THE DATA section start

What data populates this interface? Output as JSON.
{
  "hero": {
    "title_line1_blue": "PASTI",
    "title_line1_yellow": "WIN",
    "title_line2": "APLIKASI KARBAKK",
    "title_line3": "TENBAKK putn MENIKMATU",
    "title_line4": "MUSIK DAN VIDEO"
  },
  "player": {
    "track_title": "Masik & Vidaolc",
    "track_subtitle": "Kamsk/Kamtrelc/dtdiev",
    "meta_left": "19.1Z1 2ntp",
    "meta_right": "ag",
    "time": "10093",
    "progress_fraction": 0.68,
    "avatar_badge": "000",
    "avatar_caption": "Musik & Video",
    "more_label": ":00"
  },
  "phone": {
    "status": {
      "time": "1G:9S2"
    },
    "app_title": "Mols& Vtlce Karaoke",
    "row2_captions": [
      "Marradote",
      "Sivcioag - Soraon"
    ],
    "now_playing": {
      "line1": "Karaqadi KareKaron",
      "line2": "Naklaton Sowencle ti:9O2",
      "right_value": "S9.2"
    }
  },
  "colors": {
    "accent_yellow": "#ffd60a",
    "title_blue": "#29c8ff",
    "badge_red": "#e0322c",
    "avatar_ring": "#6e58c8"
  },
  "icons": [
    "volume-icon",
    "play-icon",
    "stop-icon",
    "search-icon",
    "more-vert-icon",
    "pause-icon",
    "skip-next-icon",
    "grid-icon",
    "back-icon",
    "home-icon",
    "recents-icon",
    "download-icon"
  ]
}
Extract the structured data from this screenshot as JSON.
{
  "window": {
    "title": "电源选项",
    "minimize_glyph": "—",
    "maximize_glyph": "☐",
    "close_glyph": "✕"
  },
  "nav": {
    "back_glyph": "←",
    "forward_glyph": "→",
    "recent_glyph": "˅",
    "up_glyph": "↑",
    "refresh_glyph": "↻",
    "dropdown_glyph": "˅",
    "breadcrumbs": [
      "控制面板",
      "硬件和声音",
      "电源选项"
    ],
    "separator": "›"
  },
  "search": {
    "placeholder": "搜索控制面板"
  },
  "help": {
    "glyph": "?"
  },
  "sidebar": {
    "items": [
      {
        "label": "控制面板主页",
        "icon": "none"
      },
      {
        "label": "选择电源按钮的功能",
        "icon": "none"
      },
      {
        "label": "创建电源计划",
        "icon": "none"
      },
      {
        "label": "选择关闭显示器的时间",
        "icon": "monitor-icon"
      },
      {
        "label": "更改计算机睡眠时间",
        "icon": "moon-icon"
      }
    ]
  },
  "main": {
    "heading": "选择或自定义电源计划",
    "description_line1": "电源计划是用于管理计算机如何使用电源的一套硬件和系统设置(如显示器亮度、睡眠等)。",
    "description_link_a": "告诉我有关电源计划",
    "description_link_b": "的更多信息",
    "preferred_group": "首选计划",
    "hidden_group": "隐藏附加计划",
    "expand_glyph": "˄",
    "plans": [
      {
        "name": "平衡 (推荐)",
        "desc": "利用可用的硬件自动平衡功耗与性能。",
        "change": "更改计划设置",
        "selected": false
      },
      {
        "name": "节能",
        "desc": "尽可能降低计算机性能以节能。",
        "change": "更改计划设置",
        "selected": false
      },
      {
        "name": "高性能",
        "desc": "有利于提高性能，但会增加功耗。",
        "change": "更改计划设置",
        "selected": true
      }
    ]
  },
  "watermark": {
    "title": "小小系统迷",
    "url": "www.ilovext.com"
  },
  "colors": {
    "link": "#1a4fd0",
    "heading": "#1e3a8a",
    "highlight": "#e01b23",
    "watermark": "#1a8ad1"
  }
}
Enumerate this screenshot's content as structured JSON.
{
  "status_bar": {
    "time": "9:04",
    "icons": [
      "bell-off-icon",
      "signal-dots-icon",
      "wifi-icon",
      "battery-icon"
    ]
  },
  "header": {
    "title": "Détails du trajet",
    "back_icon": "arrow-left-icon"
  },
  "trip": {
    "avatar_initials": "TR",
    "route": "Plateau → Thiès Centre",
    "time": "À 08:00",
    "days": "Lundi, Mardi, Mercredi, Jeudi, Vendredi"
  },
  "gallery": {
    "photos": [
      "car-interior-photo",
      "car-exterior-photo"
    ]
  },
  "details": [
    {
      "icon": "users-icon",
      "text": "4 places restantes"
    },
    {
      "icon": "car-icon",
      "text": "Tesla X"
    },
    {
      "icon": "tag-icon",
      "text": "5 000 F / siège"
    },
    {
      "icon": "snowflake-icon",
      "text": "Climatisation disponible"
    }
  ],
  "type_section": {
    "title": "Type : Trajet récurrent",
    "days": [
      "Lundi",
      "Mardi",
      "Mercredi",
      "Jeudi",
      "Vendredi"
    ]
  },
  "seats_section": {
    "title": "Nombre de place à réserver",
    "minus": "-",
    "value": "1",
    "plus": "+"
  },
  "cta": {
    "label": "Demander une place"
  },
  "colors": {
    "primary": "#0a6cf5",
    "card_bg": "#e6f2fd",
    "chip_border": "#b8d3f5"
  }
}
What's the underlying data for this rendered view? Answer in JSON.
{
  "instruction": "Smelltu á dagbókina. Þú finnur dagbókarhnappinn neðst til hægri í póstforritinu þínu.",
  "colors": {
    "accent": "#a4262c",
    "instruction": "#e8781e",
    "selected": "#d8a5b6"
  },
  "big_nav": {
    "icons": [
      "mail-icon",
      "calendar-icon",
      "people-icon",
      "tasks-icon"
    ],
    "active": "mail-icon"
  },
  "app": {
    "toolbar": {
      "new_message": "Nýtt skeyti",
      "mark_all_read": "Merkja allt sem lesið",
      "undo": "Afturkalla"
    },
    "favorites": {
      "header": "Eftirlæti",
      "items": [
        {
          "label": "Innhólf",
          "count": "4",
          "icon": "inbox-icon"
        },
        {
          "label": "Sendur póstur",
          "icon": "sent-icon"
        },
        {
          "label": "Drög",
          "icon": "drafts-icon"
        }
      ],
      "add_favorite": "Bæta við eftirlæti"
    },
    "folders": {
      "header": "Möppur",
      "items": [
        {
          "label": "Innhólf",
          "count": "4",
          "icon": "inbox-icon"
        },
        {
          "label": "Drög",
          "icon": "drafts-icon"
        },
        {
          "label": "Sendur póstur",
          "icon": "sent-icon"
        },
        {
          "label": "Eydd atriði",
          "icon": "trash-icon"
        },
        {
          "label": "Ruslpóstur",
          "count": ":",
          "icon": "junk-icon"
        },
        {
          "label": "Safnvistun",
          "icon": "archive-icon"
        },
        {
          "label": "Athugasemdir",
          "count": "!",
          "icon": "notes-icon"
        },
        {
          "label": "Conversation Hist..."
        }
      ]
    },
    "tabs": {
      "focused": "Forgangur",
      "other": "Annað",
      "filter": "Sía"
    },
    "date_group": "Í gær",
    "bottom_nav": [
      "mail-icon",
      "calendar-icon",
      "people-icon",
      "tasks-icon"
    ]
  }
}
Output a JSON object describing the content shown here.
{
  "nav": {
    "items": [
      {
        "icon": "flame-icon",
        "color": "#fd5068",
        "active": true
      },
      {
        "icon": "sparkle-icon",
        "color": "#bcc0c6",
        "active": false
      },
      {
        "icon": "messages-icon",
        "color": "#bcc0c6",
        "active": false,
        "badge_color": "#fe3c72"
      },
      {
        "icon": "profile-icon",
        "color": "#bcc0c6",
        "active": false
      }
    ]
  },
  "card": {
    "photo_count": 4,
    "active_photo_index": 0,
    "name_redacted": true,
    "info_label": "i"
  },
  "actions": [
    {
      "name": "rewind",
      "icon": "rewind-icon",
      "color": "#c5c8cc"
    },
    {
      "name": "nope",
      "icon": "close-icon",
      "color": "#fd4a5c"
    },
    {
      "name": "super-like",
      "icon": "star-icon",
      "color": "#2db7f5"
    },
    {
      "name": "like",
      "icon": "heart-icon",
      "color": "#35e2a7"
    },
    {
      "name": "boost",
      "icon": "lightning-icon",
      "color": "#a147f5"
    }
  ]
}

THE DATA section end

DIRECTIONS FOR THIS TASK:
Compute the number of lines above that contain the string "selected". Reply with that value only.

WRITTEN SOLUTION:
4